Life after punishment for Nazi war criminals: Reputation, careers and normative climate in post-war Germany
On return to their communities from prison offenders are confronted both with the stereotype of being a ‘criminal’, and with a tarnished reputation among family, friends and neighbours. Stereotyping assigns them to a social category – that of a released prisoner – mostly independent of their personal characteristics or the speciﬁ c nature of their offence, and thus deﬁ nes in which ways they are received and treated beyond their immediate networks by agencies, employers and others, or what they are to expect in terms of such treatment. Reputations, in contrast are ‘embedded in social relations, and as a consequence, reputation is connected to the forms of communication embedded within a community’, as Gary Fine ( 2001 : 3) deﬁ nes them.

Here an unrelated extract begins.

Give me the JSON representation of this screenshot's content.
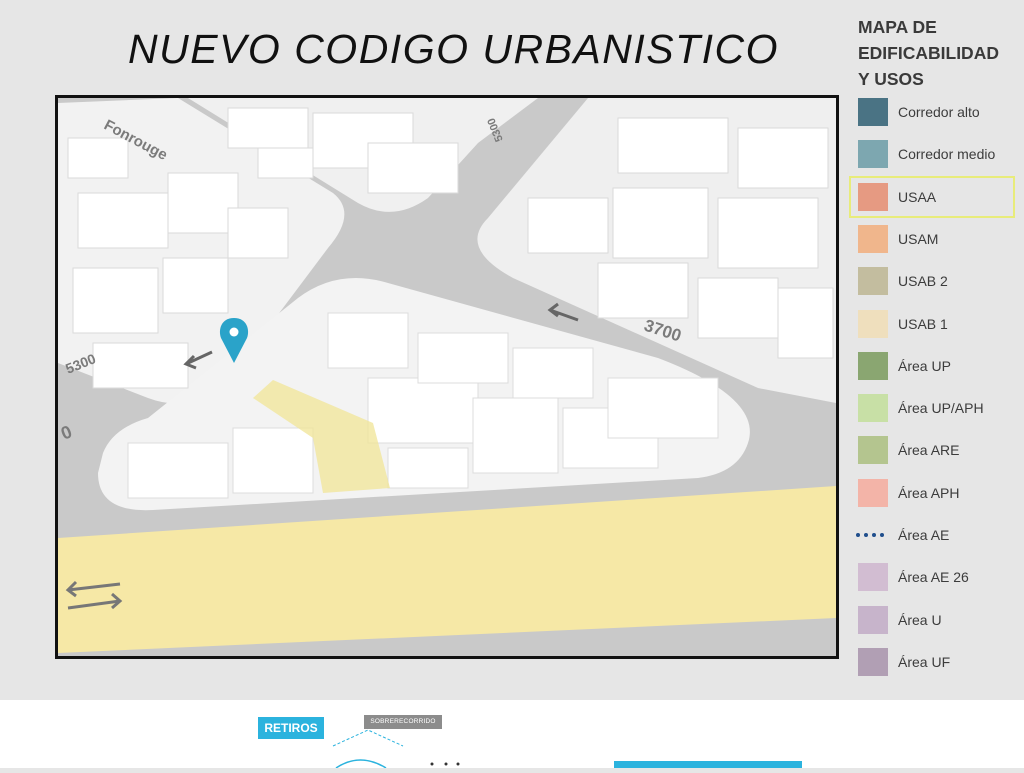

Rather than being an opinion ‘that one individual forms of another … [they are] shared, established image[s]’. Consequently, reputation can be managed and shaped by the individual, and addresses those whose opinion matters to her.